I am interested to know how folks here would advise a hypothetical young man or woman who will be voting in 2004, but is seeking advice on how to make responsible decisions. Although i know that i can't control political content, i am really little interested in political leanings-i think we know one another here well enough to dispense with that. Rather, i would point out that the next national election is more than 16 months hence, so both how to make a responsible decision, and how to keep reliably informed in the interim are at issue here. I would like to see what sources you consider important, how you would advise someone to get as objective an assessment as possible, how you would advise the hypothetical voter-to-be to conduct him- or herself in debate, what issues and heads of discussion you consider it important to research . . . this is really a question about the behaviors you would advise.
Your thoughts, goys and birls?
I think it would be appropriate to advise the young person that if he/she were to vote to re-elect George Bush it would be equivalent to gross crimes against humanity -- and that anyone who does so will more than likely roast in Hell being tormented and tortured excruciatingly and eternally for such misconduct.
I've tried to be objective and reasonable.
How'd I do?
First thing I'd suggest would be to do some reading - the Constitution, the Preamble, some American History. Some discussion about government - who and why the set-up; what it's supposed to do. A little discussion about federal vs state's rights. Role of judiciary. What the balance of power is and means. Then, maybe, a little reading and history of presidents and wars.
Mostly, the importance of voting - what it means, what it can effect.
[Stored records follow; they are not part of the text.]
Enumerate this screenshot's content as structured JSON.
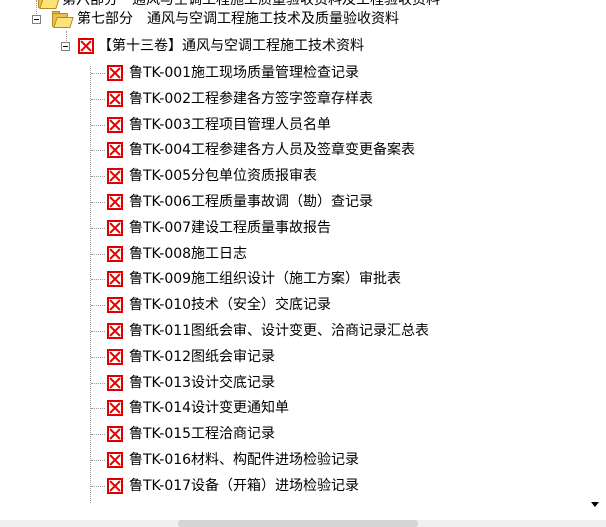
{
  "tree": {
    "partial_top": "第六部分　通风与空调工程施工质量验收资料及工程验收资料",
    "section": "第七部分　通风与空调工程施工技术及质量验收资料",
    "volume": "【第十三卷】通风与空调工程施工技术资料",
    "items": [
      "鲁TK-001施工现场质量管理检查记录",
      "鲁TK-002工程参建各方签字签章存样表",
      "鲁TK-003工程项目管理人员名单",
      "鲁TK-004工程参建各方人员及签章变更备案表",
      "鲁TK-005分包单位资质报审表",
      "鲁TK-006工程质量事故调（勘）查记录",
      "鲁TK-007建设工程质量事故报告",
      "鲁TK-008施工日志",
      "鲁TK-009施工组织设计（施工方案）审批表",
      "鲁TK-010技术（安全）交底记录",
      "鲁TK-011图纸会审、设计变更、洽商记录汇总表",
      "鲁TK-012图纸会审记录",
      "鲁TK-013设计交底记录",
      "鲁TK-014设计变更通知单",
      "鲁TK-015工程洽商记录",
      "鲁TK-016材料、构配件进场检验记录",
      "鲁TK-017设备（开箱）进场检验记录"
    ]
  },
  "icons": {
    "folder": "folder-open-icon",
    "document": "broken-document-icon"
  },
  "colors": {
    "icon_red": "#e00000",
    "folder_yellow": "#e8c04a"
  }
}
(Once teacher, always a teacher.) In practice, this is what I do with my grandsons. There's more to life than soccer, hockey, roller boarding, and basketball. And games. However, these can all be interwoven, like in how and in what way Hitler and the Nazis tried to control the Olympic athletes.
After reading Mamajuana's post, I think I would do that too.
THEN I would tell him/her that if he/she were to vote to re-elect George Bush it would be equivalent to gross crimes against humanity -- and that anyone who does so will more than likely roast in Hell being tormented and tortured excruciatingly and eternally for such misconduct.
I would tell him/her to do a lot of research. Don't mistake other people's opinions for fact. Try not to be influenced by rhetoric and emotion, just the reality and the facts. Learn to read through the BS and lies. What was the candidates record before on the issues? Have they lied before about the same issues? Have they followed through on their promises? I would tell him/her to vote for the person who is on their side on the issues that are most important to them.
So far so good, thanks to everyone -- Frank, you shouldn't be so dry, tell us what you really think.
Please keep 'em coming.
"You tell me whar a man gits his corn pone, en I'll tell you what his 'pinions is."
with that i would start. one needs to know what elections mean in the society, what forces are at work and what information is available to be able to access what is going on in the country and the consequences of electing one person or another.
sure it helps a citizen of a consititutional republic to know the consititution under which one lives, but it is the competent analysis of the economic and cultural factors of society which led one to express opinion by voting one way or th eother.
the questions then are by what manner is a citizen stimulated to seek information to make a competent analysis of the economic and cultural factors affected by politics, and where does one acquire this information.
you have to show young people how they will be affected by political policies to get them involved in the process. if they are interested, they will find out what they need to know. if they dont care, they will watch WWFW on election day.